EXERCISE GOAL ::
Bring together all lines from the listing below that contain the string "price".
------------------------
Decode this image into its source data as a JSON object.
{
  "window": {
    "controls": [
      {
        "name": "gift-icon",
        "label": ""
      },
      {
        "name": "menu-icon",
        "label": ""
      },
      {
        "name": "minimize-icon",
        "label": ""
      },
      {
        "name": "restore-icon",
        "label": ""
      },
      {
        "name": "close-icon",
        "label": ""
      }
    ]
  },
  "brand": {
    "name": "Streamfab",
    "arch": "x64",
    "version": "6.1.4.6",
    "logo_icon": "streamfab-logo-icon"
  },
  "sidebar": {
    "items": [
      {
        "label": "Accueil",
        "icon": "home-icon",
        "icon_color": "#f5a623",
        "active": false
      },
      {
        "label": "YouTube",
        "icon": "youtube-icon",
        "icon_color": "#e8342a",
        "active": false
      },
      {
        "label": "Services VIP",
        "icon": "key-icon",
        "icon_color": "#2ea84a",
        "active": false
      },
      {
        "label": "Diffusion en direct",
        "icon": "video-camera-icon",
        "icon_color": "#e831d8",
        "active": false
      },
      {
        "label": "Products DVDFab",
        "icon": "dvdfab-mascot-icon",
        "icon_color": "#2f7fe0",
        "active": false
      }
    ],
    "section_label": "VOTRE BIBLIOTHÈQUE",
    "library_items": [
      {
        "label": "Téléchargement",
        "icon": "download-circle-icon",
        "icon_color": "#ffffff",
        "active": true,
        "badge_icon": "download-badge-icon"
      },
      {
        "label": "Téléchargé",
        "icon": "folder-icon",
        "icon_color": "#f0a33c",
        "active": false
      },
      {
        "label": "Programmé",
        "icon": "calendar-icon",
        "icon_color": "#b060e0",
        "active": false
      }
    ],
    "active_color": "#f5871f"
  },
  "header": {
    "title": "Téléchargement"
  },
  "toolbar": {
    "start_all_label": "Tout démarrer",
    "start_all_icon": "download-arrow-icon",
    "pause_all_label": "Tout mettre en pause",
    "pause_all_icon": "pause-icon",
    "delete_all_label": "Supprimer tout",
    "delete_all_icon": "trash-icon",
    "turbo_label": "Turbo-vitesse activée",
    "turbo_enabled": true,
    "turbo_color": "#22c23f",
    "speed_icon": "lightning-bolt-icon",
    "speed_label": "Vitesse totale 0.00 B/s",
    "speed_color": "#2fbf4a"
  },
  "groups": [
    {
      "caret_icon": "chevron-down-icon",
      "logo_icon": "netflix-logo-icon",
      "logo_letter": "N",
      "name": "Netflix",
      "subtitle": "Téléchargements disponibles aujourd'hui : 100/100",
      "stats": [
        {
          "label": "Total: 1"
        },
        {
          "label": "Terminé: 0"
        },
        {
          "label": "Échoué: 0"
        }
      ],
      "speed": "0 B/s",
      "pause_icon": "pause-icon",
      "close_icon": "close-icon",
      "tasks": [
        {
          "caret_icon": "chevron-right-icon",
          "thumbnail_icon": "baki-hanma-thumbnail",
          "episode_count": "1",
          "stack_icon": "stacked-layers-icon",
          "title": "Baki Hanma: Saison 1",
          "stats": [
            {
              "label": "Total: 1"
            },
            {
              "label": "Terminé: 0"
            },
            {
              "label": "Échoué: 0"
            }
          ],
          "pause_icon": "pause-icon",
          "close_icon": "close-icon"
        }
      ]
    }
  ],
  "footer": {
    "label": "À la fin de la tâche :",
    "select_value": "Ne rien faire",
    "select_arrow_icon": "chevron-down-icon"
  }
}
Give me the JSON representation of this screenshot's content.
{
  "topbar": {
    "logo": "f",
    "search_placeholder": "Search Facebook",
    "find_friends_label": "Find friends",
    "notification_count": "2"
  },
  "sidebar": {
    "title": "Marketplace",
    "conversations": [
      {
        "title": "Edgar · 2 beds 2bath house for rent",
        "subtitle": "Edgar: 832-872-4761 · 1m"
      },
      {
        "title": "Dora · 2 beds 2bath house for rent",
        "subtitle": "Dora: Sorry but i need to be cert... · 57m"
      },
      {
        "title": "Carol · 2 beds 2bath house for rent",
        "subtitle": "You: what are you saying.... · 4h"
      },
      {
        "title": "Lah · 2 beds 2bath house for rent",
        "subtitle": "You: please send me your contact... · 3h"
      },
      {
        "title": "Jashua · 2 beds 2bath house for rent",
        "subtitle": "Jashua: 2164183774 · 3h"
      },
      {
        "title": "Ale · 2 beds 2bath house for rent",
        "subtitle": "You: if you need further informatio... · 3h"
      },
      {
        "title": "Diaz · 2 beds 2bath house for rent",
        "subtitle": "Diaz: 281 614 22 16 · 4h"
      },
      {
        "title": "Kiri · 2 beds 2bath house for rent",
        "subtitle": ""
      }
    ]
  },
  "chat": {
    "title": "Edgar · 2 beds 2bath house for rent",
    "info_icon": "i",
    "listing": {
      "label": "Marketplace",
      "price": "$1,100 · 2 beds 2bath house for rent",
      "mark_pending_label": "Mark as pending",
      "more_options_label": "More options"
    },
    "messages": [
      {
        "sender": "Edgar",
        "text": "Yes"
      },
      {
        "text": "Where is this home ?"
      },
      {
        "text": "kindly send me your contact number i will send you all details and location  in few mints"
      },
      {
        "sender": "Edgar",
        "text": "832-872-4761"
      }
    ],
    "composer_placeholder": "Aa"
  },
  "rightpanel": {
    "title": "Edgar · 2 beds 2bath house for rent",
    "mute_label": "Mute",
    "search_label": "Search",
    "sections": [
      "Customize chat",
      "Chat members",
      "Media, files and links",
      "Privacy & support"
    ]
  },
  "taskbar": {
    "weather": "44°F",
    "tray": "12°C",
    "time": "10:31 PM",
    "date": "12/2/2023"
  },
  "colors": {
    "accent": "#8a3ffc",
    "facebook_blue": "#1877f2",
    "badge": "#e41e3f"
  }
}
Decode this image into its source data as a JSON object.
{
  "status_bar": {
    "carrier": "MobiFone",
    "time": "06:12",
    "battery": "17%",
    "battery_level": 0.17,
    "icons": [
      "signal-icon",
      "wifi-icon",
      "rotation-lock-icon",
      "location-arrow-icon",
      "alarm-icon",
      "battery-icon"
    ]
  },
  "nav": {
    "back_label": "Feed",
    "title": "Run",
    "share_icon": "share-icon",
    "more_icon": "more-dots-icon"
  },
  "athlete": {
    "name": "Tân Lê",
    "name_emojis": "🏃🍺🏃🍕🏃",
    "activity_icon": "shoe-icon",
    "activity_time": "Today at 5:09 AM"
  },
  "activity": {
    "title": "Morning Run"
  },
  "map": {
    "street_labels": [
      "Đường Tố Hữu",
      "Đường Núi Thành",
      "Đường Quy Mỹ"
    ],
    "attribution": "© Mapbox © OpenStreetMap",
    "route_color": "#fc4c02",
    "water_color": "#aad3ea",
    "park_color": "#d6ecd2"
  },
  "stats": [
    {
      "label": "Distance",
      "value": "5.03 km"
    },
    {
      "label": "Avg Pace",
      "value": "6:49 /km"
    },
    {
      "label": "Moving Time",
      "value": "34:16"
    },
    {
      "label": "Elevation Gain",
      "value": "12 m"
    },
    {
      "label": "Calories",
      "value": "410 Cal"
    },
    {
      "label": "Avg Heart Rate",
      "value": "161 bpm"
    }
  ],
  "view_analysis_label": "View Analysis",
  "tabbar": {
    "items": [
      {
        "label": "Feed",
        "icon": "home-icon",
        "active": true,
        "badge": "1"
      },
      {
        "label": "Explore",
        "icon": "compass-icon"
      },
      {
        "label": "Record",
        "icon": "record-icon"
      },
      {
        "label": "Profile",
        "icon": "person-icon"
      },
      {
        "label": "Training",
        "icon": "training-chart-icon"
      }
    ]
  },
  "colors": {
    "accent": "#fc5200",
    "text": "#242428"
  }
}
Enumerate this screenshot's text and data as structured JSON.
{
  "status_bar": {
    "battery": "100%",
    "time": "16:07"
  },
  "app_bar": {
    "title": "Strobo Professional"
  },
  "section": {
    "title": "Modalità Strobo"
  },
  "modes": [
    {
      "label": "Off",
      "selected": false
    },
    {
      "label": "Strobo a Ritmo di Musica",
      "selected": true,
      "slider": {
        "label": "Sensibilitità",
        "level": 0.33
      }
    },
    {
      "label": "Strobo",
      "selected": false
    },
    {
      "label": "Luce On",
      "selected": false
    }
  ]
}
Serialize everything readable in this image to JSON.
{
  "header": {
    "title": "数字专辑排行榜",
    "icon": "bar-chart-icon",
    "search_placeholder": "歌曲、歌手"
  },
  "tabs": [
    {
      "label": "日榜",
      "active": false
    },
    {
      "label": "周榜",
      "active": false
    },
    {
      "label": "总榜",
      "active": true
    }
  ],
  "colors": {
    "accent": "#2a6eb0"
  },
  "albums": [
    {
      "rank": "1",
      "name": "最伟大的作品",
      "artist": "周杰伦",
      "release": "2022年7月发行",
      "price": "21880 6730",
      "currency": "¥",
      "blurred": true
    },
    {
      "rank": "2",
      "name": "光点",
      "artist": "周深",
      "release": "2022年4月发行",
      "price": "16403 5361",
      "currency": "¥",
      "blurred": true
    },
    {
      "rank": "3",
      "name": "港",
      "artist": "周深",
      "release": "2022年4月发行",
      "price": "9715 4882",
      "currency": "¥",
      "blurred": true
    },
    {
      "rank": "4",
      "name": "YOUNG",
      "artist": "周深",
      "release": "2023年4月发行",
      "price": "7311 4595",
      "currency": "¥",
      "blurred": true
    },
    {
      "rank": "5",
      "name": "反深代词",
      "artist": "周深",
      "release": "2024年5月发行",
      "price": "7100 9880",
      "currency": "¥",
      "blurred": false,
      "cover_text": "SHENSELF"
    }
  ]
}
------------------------
RESPONSE TO THIS TASK ::
      "price": "$1,100 · 2 beds 2bath house for rent",
      "price": "21880 6730",
      "price": "16403 5361",
      "price": "9715 4882",
      "price": "7311 4595",
      "price": "7100 9880",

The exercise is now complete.